Background Culture test and direct microscopy, which are currently used in the diagnosis of oral candidiasis, can yield false-negative results.
Methods Forty patients with atrophic candidiasis of the tongue were evaluated. The diagnosis was confirmed by a favorable outcome consisting of tongue pain improvement and regeneration of filiform papilla after antifungal treatment in all patients. Specimens were examined by fungal culture and direct microscopy following rapid staining; the usefulness of these procedures for diagnosis was reevaluated retrospectively after treatment.
Results In the culture test, 30 patients (75.0%) were positive for candidal species, most of which were confirmed to be Candida albicans. Twenty-three (57.5%) were positive for pseudohyphae of fungi on direct examination. Twenty-two (55.0%) were positive and nine (22.5%) were negative for both. With regard to the diagnosis of oral atrophic candidiasis, these examinations revealed false-negative results of 25% in the culture examination and 42.5% in the direct examination.

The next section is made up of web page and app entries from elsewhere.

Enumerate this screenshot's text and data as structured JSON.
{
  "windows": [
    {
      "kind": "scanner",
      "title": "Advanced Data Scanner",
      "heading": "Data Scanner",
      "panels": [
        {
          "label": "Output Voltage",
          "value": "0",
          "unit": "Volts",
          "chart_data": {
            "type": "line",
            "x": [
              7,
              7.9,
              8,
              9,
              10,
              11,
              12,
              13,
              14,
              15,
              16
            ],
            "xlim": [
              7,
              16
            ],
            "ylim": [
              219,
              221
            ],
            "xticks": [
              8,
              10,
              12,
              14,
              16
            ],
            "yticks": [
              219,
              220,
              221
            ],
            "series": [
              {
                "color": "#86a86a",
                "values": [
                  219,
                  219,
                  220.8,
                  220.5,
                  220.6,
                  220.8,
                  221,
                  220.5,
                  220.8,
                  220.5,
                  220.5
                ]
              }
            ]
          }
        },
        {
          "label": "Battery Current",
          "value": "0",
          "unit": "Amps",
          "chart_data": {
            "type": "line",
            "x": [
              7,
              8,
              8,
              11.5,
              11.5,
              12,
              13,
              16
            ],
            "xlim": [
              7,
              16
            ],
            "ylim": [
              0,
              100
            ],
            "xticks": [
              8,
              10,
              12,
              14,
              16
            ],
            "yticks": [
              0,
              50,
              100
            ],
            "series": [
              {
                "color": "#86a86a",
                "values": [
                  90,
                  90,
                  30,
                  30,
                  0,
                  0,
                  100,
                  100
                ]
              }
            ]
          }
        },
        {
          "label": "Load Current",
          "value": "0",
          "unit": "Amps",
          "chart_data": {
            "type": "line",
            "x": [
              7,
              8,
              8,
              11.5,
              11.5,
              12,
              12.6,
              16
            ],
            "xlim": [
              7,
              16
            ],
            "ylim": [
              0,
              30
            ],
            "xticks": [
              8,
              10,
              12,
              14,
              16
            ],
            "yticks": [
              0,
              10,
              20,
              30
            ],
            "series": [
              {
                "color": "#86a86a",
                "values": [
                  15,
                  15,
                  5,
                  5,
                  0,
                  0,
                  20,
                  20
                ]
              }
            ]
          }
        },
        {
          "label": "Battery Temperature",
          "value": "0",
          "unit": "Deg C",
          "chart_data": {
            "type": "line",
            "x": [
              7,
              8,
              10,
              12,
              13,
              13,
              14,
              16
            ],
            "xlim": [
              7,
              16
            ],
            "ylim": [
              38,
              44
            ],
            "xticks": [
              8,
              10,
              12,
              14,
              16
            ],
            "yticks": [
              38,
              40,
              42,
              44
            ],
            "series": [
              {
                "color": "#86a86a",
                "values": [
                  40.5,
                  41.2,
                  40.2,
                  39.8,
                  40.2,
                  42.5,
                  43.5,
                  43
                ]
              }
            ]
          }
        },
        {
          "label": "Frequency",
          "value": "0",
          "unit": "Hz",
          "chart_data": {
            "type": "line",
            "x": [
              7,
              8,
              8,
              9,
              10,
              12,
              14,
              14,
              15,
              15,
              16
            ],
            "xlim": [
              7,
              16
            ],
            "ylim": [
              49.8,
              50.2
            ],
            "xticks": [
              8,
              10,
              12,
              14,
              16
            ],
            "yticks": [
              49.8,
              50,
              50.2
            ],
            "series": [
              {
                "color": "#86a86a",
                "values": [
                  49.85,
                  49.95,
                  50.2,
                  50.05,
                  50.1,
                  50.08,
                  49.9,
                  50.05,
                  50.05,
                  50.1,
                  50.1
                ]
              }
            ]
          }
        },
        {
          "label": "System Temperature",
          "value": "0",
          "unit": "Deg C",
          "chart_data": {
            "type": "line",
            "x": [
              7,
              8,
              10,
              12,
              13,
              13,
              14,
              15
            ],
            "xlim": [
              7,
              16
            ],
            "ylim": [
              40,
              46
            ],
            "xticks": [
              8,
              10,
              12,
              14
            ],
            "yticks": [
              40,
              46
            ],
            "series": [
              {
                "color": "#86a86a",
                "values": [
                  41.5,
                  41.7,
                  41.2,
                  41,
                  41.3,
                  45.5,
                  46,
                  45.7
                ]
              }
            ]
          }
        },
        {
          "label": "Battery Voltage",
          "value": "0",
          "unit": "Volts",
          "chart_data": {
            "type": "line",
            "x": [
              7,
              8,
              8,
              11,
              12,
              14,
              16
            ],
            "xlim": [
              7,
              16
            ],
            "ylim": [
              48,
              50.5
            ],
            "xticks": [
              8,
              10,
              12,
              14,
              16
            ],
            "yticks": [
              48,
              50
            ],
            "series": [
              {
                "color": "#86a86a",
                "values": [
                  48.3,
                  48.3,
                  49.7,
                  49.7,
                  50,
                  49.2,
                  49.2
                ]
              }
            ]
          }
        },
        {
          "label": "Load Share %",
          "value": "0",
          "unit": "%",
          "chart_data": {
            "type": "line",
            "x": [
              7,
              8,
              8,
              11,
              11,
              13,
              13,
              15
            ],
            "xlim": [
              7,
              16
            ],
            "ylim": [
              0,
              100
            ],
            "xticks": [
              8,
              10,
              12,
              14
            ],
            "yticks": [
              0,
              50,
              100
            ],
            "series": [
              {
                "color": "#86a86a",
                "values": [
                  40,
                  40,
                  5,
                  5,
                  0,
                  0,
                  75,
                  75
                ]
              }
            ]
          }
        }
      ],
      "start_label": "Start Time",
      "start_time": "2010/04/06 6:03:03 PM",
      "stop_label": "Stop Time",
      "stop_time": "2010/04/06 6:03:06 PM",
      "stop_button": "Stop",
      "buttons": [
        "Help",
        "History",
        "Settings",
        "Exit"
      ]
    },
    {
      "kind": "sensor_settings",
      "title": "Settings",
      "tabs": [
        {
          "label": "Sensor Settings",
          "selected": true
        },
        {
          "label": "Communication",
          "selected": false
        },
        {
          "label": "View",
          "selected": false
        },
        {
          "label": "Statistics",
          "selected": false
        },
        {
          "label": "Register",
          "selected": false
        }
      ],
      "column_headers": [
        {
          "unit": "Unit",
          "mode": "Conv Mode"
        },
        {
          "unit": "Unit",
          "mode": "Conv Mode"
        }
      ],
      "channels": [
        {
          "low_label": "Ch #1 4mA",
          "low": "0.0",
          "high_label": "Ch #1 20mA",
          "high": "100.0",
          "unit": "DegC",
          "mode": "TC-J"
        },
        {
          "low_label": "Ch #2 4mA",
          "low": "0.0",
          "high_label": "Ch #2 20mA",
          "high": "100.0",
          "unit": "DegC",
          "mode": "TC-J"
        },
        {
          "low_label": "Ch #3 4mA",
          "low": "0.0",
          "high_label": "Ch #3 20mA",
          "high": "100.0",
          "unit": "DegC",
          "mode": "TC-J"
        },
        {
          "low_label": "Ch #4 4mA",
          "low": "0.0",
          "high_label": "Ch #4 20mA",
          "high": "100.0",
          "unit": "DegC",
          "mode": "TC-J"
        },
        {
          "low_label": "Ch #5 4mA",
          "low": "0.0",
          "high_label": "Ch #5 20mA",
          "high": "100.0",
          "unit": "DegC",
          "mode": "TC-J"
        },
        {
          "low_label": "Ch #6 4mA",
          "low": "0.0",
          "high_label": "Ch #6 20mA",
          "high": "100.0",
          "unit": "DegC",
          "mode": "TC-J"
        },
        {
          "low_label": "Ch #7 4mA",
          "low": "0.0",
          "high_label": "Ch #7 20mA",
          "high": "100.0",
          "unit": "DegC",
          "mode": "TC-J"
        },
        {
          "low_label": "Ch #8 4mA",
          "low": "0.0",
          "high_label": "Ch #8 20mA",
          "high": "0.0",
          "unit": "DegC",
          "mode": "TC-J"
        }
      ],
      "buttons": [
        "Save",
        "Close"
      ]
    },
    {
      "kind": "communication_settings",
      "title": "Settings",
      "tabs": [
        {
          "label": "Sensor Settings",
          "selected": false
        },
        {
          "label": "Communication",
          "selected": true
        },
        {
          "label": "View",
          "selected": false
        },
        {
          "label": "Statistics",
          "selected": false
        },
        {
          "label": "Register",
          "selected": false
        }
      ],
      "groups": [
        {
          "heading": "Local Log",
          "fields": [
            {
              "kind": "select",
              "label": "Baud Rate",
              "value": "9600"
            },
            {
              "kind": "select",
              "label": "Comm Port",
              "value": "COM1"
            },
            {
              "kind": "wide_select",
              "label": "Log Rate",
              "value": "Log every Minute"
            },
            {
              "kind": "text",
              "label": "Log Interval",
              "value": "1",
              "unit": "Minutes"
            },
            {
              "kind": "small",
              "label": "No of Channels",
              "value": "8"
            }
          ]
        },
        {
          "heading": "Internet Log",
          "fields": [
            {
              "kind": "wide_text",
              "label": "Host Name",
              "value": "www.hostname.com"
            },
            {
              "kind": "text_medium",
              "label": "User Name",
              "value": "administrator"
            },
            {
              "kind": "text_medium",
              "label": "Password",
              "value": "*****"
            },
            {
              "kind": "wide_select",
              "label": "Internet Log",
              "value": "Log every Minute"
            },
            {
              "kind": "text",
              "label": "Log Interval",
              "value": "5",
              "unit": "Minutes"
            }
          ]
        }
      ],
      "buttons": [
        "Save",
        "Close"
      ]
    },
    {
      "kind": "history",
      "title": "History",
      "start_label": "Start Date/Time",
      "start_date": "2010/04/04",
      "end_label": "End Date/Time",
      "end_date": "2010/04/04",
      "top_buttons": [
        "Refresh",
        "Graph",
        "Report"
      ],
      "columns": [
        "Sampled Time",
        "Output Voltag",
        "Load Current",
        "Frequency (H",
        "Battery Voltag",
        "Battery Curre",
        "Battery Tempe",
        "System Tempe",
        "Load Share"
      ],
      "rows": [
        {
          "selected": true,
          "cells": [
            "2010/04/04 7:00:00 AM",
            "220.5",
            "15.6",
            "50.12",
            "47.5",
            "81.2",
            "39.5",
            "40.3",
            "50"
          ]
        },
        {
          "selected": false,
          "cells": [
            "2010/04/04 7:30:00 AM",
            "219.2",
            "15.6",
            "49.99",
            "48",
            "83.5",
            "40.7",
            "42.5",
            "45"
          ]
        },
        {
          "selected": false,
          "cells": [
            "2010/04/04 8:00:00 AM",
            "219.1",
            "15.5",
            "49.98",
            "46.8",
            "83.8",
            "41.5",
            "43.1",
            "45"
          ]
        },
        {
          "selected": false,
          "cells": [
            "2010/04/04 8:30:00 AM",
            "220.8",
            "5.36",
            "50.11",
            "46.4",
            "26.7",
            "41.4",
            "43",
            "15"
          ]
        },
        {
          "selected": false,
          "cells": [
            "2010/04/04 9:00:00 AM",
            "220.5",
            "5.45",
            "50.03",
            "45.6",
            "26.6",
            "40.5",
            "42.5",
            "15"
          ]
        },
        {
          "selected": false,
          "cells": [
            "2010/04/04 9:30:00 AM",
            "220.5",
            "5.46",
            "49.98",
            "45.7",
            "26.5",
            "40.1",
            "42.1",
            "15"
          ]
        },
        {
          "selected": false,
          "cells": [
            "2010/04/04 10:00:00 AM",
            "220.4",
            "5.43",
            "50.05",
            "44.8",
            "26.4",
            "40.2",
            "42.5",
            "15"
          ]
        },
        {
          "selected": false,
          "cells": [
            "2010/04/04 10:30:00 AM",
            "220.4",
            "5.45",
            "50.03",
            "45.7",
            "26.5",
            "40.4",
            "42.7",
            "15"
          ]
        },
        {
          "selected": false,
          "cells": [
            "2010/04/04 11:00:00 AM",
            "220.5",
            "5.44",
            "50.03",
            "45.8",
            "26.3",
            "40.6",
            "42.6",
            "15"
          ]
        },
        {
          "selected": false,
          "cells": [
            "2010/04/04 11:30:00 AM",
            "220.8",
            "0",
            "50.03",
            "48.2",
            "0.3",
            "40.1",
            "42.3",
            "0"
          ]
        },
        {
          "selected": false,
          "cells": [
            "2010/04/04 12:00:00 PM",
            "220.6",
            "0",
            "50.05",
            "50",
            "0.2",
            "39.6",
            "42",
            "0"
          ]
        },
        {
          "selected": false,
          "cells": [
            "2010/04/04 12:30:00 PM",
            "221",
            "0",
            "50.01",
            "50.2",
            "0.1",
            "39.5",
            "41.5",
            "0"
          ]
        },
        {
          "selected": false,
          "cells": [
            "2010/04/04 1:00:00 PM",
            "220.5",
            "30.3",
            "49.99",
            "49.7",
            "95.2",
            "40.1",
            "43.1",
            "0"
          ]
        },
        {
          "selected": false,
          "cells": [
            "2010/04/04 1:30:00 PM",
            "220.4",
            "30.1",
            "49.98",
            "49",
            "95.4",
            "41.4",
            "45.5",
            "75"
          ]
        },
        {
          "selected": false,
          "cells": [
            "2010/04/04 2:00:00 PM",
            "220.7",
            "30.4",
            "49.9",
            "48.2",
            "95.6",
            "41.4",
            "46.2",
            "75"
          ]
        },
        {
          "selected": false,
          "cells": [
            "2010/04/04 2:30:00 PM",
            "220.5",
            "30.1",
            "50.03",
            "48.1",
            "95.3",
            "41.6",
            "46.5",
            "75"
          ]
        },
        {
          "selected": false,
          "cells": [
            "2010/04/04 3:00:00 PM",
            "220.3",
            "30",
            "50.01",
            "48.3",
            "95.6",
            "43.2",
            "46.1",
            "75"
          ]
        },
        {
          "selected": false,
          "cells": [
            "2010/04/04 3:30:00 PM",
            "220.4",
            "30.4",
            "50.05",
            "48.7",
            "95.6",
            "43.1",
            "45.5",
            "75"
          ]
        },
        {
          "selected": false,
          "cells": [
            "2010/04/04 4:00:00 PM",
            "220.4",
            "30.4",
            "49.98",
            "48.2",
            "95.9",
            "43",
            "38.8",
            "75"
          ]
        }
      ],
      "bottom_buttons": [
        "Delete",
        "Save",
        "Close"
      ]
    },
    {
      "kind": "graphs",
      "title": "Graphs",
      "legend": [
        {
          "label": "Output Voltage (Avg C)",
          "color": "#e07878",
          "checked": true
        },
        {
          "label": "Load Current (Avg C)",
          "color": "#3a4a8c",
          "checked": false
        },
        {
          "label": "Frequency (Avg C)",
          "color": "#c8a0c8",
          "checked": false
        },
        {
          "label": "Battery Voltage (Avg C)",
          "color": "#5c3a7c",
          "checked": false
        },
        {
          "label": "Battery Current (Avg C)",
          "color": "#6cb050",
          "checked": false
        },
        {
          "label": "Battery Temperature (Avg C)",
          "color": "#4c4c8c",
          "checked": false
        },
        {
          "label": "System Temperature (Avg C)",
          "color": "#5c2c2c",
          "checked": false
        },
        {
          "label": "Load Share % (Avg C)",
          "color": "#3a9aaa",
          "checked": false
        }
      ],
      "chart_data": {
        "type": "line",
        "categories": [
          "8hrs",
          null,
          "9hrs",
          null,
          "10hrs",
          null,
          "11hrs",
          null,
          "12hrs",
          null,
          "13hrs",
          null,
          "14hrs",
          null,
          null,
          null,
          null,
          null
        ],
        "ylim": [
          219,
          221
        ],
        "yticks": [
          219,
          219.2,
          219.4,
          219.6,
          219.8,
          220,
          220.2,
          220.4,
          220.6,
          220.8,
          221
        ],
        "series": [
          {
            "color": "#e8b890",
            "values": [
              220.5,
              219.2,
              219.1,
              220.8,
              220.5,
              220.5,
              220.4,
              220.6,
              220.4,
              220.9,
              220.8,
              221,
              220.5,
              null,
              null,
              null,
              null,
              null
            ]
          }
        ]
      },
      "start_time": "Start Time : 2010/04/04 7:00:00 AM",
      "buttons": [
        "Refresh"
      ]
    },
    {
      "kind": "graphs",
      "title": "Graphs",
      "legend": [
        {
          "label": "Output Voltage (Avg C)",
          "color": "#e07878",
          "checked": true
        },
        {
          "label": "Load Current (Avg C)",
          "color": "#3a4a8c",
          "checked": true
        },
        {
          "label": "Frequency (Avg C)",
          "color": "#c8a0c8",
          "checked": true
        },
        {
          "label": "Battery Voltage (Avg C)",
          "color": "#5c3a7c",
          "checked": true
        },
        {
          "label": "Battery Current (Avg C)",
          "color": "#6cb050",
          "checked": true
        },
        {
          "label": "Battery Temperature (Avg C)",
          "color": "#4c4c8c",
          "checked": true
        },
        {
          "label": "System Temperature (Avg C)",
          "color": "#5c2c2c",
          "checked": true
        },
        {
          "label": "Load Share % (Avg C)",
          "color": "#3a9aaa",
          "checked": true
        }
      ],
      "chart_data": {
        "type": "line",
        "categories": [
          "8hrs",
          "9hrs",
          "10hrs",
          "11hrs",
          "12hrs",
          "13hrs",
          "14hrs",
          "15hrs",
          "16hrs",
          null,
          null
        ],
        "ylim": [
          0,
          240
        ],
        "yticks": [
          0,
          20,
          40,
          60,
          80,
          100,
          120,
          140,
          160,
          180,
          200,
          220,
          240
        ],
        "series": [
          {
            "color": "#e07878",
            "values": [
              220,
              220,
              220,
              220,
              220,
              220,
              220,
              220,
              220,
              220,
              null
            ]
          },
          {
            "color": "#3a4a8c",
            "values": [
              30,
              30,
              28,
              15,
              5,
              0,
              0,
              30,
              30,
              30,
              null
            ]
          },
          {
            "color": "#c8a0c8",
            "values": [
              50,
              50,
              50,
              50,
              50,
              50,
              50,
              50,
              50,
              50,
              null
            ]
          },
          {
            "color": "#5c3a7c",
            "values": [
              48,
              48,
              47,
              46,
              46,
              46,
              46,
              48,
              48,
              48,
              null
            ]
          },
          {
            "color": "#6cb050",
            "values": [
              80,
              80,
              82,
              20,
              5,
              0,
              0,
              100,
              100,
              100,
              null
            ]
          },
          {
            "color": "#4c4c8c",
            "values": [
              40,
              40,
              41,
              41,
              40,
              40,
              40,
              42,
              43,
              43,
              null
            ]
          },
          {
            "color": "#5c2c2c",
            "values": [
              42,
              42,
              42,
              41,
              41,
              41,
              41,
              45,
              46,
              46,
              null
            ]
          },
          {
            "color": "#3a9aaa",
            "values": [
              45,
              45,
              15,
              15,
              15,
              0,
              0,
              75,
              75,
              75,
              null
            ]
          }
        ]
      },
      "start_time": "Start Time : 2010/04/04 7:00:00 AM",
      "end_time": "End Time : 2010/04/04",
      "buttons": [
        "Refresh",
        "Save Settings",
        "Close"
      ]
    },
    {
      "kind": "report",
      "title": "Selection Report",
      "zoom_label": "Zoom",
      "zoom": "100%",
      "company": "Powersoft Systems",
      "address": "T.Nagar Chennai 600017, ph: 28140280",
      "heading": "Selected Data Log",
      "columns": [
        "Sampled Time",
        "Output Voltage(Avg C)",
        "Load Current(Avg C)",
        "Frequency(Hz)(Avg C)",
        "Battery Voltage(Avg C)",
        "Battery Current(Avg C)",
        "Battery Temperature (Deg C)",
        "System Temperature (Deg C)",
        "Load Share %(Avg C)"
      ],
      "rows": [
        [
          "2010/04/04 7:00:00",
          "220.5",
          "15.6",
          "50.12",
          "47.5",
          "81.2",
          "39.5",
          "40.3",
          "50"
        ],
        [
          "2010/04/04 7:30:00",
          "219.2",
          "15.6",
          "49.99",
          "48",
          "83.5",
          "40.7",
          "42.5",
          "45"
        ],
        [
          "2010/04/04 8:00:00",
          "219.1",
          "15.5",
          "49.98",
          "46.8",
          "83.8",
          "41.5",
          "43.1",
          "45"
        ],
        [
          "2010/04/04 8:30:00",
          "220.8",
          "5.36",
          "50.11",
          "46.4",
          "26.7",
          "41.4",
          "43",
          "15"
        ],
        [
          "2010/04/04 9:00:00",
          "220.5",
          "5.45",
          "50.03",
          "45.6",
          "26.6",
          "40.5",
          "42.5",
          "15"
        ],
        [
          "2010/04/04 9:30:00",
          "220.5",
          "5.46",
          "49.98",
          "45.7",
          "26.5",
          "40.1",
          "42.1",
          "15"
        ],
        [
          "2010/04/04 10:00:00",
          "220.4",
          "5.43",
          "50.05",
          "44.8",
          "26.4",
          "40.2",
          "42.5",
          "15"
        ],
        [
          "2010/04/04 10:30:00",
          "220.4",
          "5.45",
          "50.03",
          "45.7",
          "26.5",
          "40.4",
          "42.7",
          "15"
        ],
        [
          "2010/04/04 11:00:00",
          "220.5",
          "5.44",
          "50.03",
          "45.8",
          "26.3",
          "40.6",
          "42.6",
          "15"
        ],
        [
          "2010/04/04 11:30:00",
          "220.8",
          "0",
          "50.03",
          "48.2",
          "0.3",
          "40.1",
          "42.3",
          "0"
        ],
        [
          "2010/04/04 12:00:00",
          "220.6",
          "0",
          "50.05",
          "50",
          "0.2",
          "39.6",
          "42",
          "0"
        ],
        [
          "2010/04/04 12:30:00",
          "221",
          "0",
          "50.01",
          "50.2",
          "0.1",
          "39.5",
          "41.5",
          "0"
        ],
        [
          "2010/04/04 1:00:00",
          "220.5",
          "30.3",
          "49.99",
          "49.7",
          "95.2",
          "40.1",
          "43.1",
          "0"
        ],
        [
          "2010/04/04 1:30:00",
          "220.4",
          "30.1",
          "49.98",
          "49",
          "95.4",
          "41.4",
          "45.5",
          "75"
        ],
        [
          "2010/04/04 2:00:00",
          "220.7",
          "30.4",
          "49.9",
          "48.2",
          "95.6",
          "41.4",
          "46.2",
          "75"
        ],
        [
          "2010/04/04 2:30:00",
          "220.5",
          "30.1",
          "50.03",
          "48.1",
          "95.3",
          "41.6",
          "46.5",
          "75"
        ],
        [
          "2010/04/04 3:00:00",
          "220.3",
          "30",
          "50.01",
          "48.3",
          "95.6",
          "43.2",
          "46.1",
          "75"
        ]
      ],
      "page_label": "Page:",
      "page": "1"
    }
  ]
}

Conclusion Careful clinical observation of the patient for signs, such as prolonged disease duration, pain on eating, and no benefit from topical steroid treatment, and cytologic examination are important in the diagnosis of this disease.